(SUPPLIED MATERIAL)

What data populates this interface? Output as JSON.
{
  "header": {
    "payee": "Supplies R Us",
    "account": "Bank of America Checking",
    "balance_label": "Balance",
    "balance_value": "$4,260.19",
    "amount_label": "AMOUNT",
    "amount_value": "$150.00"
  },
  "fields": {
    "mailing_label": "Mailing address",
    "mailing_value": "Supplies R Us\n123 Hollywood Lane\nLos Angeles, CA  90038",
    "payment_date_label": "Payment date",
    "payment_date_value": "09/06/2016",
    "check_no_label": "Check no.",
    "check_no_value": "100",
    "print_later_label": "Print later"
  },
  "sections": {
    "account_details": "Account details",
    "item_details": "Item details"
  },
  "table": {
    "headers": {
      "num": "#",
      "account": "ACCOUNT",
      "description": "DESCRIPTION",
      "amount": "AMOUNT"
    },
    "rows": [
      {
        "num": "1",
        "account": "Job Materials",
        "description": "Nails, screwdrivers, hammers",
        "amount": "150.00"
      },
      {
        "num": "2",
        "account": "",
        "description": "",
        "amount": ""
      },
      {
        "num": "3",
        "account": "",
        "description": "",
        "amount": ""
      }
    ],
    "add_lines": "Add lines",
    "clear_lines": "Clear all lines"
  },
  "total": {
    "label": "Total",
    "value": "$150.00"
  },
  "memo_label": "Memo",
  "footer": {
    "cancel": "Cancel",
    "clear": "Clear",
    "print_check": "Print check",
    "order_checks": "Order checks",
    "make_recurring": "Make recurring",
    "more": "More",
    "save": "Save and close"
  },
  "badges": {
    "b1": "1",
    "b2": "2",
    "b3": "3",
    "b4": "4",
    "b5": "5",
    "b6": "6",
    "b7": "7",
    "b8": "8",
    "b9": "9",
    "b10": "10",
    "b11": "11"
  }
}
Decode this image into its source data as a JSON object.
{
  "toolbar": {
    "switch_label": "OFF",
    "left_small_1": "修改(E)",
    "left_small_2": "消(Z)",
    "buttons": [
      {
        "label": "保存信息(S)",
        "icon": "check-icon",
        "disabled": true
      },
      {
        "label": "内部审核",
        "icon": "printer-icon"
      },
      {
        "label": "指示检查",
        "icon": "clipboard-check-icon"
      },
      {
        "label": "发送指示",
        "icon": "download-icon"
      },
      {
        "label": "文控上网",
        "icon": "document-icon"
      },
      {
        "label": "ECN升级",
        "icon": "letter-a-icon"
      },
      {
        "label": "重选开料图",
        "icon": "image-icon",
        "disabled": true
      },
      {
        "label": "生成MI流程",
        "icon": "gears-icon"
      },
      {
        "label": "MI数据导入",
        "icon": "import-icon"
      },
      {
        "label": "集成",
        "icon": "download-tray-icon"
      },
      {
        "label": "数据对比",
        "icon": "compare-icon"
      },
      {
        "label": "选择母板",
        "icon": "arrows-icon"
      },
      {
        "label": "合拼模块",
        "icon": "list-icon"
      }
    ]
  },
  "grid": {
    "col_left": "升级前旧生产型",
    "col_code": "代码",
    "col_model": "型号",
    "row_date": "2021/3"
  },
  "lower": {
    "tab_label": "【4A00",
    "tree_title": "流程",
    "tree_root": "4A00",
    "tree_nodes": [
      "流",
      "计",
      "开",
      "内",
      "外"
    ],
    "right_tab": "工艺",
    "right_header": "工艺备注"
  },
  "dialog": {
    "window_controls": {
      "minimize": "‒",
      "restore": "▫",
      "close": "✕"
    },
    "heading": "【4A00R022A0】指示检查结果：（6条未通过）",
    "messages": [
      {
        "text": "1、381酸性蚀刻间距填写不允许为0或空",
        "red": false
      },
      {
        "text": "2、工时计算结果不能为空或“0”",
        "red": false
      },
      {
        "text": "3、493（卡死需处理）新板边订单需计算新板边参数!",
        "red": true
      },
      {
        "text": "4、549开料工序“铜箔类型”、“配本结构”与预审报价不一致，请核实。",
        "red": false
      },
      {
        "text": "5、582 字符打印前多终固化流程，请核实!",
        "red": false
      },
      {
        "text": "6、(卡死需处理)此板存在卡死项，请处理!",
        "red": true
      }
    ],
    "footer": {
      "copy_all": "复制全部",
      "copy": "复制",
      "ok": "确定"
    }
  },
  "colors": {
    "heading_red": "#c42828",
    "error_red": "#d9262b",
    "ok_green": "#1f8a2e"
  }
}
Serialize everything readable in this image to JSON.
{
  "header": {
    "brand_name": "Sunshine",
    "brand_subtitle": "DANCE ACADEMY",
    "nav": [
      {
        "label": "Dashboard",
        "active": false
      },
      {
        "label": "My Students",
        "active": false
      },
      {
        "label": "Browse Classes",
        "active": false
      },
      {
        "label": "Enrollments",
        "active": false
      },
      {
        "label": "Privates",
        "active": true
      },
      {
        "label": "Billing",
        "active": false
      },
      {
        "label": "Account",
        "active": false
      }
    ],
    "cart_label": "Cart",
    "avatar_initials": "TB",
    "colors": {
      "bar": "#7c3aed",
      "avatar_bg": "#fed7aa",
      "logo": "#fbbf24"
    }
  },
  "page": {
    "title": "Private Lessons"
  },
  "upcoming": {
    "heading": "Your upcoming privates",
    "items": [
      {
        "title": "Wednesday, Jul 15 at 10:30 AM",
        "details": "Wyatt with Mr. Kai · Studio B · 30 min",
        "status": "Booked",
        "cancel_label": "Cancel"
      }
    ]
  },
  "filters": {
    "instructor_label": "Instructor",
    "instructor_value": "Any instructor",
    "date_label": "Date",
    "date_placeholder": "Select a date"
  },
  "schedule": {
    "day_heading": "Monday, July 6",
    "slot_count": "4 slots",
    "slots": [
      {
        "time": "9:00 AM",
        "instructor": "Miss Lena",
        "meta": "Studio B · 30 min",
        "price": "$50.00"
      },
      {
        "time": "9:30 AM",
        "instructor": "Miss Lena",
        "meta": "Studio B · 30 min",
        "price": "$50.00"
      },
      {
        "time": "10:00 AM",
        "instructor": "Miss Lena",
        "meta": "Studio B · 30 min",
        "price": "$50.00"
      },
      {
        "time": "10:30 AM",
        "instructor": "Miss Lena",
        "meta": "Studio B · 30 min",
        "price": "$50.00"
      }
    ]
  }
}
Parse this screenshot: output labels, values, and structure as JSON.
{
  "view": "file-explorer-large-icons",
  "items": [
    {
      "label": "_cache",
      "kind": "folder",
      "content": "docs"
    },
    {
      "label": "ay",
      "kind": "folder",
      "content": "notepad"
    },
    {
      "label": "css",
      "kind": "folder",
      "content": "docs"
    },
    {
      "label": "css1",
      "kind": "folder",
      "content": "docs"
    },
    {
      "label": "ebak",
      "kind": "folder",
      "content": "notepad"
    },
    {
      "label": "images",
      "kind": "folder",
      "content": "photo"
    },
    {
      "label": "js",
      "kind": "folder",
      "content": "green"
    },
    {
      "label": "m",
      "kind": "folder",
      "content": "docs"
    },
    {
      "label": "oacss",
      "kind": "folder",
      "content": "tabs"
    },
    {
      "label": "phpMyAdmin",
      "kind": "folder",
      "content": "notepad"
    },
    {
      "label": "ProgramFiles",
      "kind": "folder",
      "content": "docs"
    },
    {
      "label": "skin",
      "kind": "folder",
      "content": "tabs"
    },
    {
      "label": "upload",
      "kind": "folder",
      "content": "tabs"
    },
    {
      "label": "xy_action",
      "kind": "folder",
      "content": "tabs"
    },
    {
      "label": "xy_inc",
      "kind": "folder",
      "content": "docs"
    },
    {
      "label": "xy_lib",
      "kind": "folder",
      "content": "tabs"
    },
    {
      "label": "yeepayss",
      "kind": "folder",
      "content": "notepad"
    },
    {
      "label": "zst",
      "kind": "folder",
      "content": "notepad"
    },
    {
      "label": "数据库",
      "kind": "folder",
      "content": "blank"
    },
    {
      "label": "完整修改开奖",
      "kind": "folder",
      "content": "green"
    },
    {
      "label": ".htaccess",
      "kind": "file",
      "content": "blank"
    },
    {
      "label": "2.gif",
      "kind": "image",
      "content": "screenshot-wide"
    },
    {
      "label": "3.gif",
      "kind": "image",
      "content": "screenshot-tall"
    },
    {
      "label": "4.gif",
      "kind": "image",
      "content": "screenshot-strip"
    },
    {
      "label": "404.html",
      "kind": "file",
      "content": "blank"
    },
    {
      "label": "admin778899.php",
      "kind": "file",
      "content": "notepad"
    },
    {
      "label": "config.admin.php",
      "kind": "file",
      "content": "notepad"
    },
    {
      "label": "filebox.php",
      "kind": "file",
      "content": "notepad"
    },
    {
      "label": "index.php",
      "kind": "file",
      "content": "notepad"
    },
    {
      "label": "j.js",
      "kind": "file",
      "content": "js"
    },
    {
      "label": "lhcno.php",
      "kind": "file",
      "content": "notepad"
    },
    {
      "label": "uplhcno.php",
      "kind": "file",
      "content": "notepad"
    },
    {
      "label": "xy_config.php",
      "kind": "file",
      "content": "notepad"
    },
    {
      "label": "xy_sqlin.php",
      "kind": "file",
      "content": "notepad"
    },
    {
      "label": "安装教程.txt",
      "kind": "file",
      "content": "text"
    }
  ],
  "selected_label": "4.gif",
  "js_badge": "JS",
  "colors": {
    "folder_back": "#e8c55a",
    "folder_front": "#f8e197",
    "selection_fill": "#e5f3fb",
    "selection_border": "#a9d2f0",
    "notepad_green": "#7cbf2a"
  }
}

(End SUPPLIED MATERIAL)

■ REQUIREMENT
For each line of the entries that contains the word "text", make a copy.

■ ANSWER AREA
        "text": "1、381酸性蚀刻间距填写不允许为0或空",
        "text": "2、工时计算结果不能为空或“0”",
        "text": "3、493（卡死需处理）新板边订单需计算新板边参数!",
        "text": "4、549开料工序“铜箔类型”、“配本结构”与预审报价不一致，请核实。",
        "text": "5、582 字符打印前多终固化流程，请核实!",
        "text": "6、(卡死需处理)此板存在卡死项，请处理!",
      "content": "text"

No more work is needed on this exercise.